In New Delhi last week, I joined business and political leaders considering the prospects for the digital sectors in India and Europe. The differences and the similarities, in the outlook and the issues being confronted by policymakers in each market, are equally striking.
The differences are not hard to find. The European market is currently streets ahead in the widespread adoption of digital applications, particularly for sophisticated services in payments and other financial services, although less so in social media. But in India, the prospects for rapid growth are immense, with the potential to create a digital marketplace that may soon dwarf its European counterpart.
There were plenty of eye-popping statistics being traded. In the past few years, digital identities have been issued for 1.16 billion Indians; the number of people with bank accounts has risen to 1.1 billion; and over 1 billion Indians now have mobile phones, with most of them smartphones. This is a population that has just been primed for transacting online.
It has not happened by accident. It is largely a consequence of government policies to bring people and cash-based businesses into the formal economy. Some of these policies have been controversial, such as demonetisation, which in November 2016 saw 86% of cash withdrawn overnight to be replaced by new currency that was issued solely through bank accounts.
The merits of that policy are still being debated, but it is undeniably impacting on the way people shop and do business. The volume of transactions through the new Unified Payments Interface, which enables real-time cash transfers between individuals or traders with an account and a smartphone, reached almost 77 million in October, from negligible levels in November last year. For businesses, the cost of acquisition of new customers using digital channels has fallen dramatically. And the pace of digital innovation by both established companies and new tech firms has taken off.

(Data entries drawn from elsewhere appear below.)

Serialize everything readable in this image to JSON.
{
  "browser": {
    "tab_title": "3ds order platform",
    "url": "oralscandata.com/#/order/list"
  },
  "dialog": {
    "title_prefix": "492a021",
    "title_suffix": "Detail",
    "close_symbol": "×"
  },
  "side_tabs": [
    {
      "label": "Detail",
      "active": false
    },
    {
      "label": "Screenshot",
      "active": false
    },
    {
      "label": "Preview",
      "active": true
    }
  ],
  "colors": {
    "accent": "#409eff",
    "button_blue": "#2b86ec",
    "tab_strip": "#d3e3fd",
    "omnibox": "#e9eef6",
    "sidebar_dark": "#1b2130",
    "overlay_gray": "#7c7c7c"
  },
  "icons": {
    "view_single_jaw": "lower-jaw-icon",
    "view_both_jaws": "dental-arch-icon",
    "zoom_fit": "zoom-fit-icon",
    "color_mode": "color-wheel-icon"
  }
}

Indians and Europeans share the same fears about a lack of competition in the digital sector, however, and the failure of their firms to put up a decent fight against the dominance of the big US and Chinese online platforms. Just as Europe has slowly woken up to the fact that US tech firms dominate the strategic heights of the European digital marketplace, so too India is concerned that US or Chinese firms are set to capitalise on the market potential there, leaving Indian firms in the second tier.
Policymakers in both India and Europe are wrestling with the challenge of how to create an environment that leaves maximum space for innovation, while protecting consumers and the privacy of their data and ensures a level playing field for competition. In India, there is an added cultural dimension, with a concern in Delhi about a new form of colonisation through digital content.
Existing frameworks for competition policy are not designed for markets where the main source of competition is access to data and many services are ostensibly free. But ensuring fair competition – and addressing the dominance of US and Chinese firms – without resorting to protectionism, is probably the hardest and the single most important challenge facing digital policymakers. The good news for Indian policymakers is that they can probably afford to wait and learn from the successes or failures of their European counterparts. Policymakers in Europe don’t have that luxury.